- What you are asked to do
Below are the records; count the lines that include the string "Keys" and give only that number.

======== Information given

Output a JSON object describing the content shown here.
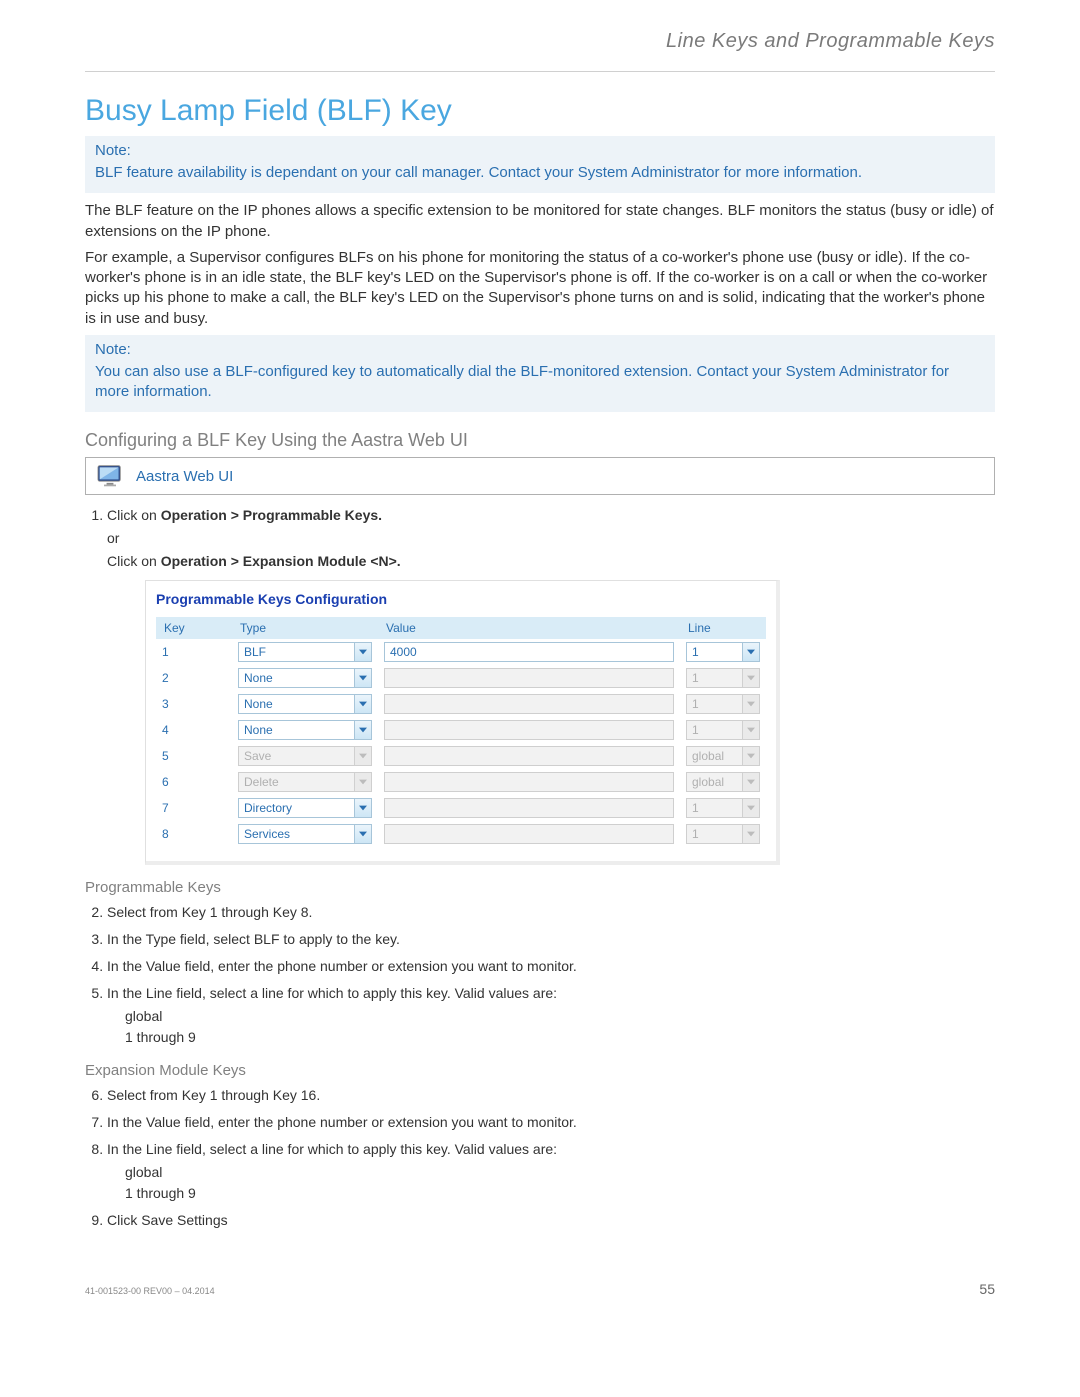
{
  "header": {
    "breadcrumb": "Line Keys and Programmable Keys"
  },
  "title": "Busy Lamp Field (BLF) Key",
  "note1": {
    "label": "Note:",
    "text": "BLF feature availability is dependant on your call manager. Contact your System Administrator for more information."
  },
  "para1": "The BLF feature on the IP phones allows a specific extension to be monitored for state changes. BLF monitors the status (busy or idle) of extensions on the IP phone.",
  "para2": "For example, a Supervisor configures BLFs on his phone for monitoring the status of a co-worker's phone use (busy or idle). If the co-worker's phone is in an idle state, the BLF key's LED on the Supervisor's phone is off. If the co-worker is on a call or when the co-worker picks up his phone to make a call, the BLF key's LED on the Supervisor's phone turns on and is solid, indicating that the worker's phone is in use and busy.",
  "note2": {
    "label": "Note:",
    "text": "You can also use a BLF-configured key to automatically dial the BLF-monitored extension. Contact your System Administrator for more information."
  },
  "subheading": "Configuring a BLF Key Using the Aastra Web UI",
  "webui_label": "Aastra Web UI",
  "step1": {
    "line1_pre": "Click on ",
    "line1_bold": "Operation > Programmable Keys.",
    "or": "or",
    "line2_pre": "Click on ",
    "line2_bold": "Operation > Expansion Module <N>."
  },
  "config": {
    "title": "Programmable Keys Configuration",
    "headers": {
      "key": "Key",
      "type": "Type",
      "value": "Value",
      "line": "Line"
    },
    "rows": [
      {
        "key": "1",
        "type": "BLF",
        "value": "4000",
        "line": "1",
        "type_enabled": true,
        "value_enabled": true,
        "line_enabled": true
      },
      {
        "key": "2",
        "type": "None",
        "value": "",
        "line": "1",
        "type_enabled": true,
        "value_enabled": false,
        "line_enabled": false
      },
      {
        "key": "3",
        "type": "None",
        "value": "",
        "line": "1",
        "type_enabled": true,
        "value_enabled": false,
        "line_enabled": false
      },
      {
        "key": "4",
        "type": "None",
        "value": "",
        "line": "1",
        "type_enabled": true,
        "value_enabled": false,
        "line_enabled": false
      },
      {
        "key": "5",
        "type": "Save",
        "value": "",
        "line": "global",
        "type_enabled": false,
        "value_enabled": false,
        "line_enabled": false
      },
      {
        "key": "6",
        "type": "Delete",
        "value": "",
        "line": "global",
        "type_enabled": false,
        "value_enabled": false,
        "line_enabled": false
      },
      {
        "key": "7",
        "type": "Directory",
        "value": "",
        "line": "1",
        "type_enabled": true,
        "value_enabled": false,
        "line_enabled": false
      },
      {
        "key": "8",
        "type": "Services",
        "value": "",
        "line": "1",
        "type_enabled": true,
        "value_enabled": false,
        "line_enabled": false
      }
    ]
  },
  "progkeys_heading": "Programmable Keys",
  "steps_prog": [
    "Select from Key 1 through Key 8.",
    "In the Type field, select BLF to apply to the key.",
    "In the Value field, enter the phone number or extension you want to monitor.",
    "In the Line field, select a line for which to apply this key. Valid values are:"
  ],
  "line_valid_values": [
    "global",
    "1 through 9"
  ],
  "expkeys_heading": "Expansion Module Keys",
  "steps_exp": [
    "Select from Key 1 through Key 16.",
    "In the Value field, enter the phone number or extension you want to monitor.",
    "In the Line field, select a line for which to apply this key. Valid values are:"
  ],
  "step9": "Click Save Settings",
  "footer": {
    "left": "41-001523-00 REV00 – 04.2014",
    "right": "55"
  }
}
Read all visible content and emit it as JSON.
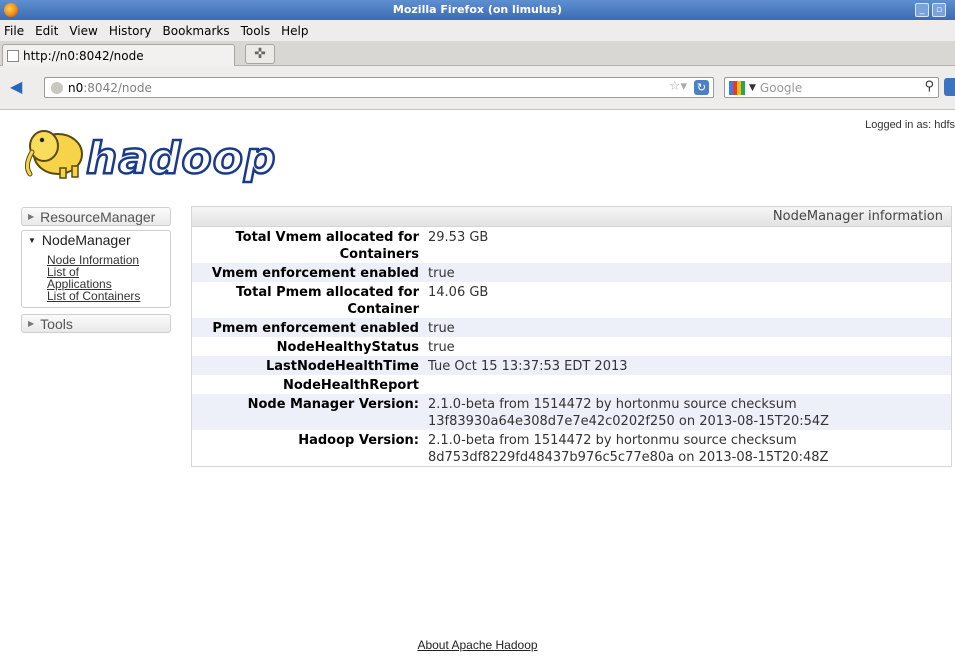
{
  "window": {
    "title": "Mozilla Firefox (on limulus)"
  },
  "menu": [
    "File",
    "Edit",
    "View",
    "History",
    "Bookmarks",
    "Tools",
    "Help"
  ],
  "tab": {
    "title": "http://n0:8042/node"
  },
  "nav": {
    "url_host": "n0",
    "url_path": ":8042/node",
    "search_placeholder": "Google"
  },
  "page": {
    "logged_in": "Logged in as: hdfs",
    "logo_text": "hadoop",
    "sidebar": {
      "resourcemanager": "ResourceManager",
      "nodemanager": "NodeManager",
      "links": [
        "Node Information",
        "List of Applications",
        "List of Containers"
      ],
      "tools": "Tools"
    },
    "panel_title": "NodeManager information",
    "rows": [
      {
        "label": "Total Vmem allocated for Containers",
        "value": "29.53 GB"
      },
      {
        "label": "Vmem enforcement enabled",
        "value": "true"
      },
      {
        "label": "Total Pmem allocated for Container",
        "value": "14.06 GB"
      },
      {
        "label": "Pmem enforcement enabled",
        "value": "true"
      },
      {
        "label": "NodeHealthyStatus",
        "value": "true"
      },
      {
        "label": "LastNodeHealthTime",
        "value": "Tue Oct 15 13:37:53 EDT 2013"
      },
      {
        "label": "NodeHealthReport",
        "value": ""
      },
      {
        "label": "Node Manager Version:",
        "value": "2.1.0-beta from 1514472 by hortonmu source checksum 13f83930a64e308d7e7e42c0202f250 on 2013-08-15T20:54Z"
      },
      {
        "label": "Hadoop Version:",
        "value": "2.1.0-beta from 1514472 by hortonmu source checksum 8d753df8229fd48437b976c5c77e80a on 2013-08-15T20:48Z"
      }
    ],
    "footer_link": "About Apache Hadoop"
  }
}
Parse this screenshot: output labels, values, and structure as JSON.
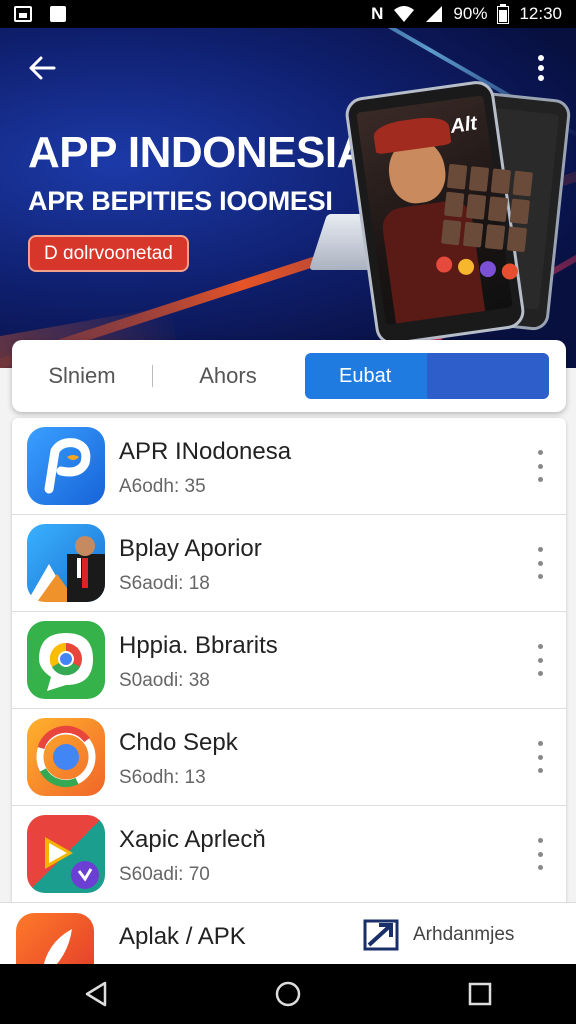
{
  "status_bar": {
    "left_icons": [
      "gallery-icon",
      "notification-icon"
    ],
    "nfc": "N",
    "battery": "90%",
    "time": "12:30"
  },
  "hero": {
    "title": "APP INDONESIA",
    "subtitle": "APR BEPITIES IOOMESI",
    "badge": "D ɑolrvoonetad",
    "device_logo": "Alt",
    "colors": {
      "bg": "#0f1f6e",
      "accent": "#ff5a1f",
      "badge": "#d7362b"
    }
  },
  "tabs": [
    {
      "label": "Slniem"
    },
    {
      "label": "Ahors"
    },
    {
      "label": "Eubat",
      "active": true
    }
  ],
  "apps": [
    {
      "title": "APR INodonesa",
      "subtitle": "A6odh: 35",
      "icon": "app-p-icon"
    },
    {
      "title": "Bplay Aporior",
      "subtitle": "S6aodi: 18",
      "icon": "app-person-icon"
    },
    {
      "title": "Hppia. Bbrarits",
      "subtitle": "S0aodi: 38",
      "icon": "chrome-bubble-icon"
    },
    {
      "title": "Chdo Sepk",
      "subtitle": "S6odh: 13",
      "icon": "chrome-ring-icon"
    },
    {
      "title": "Xapic Aprlecň",
      "subtitle": "S60adi: 70",
      "icon": "play-arrow-icon"
    }
  ],
  "bottom_bar": {
    "title": "Aplak / APK",
    "action_label": "Arhdanmjes",
    "icon": "rocket-icon",
    "action_icon": "export-icon"
  },
  "nav": {
    "back": "back-triangle-icon",
    "home": "home-circle-icon",
    "recents": "recents-square-icon"
  }
}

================

- Answer for the task
5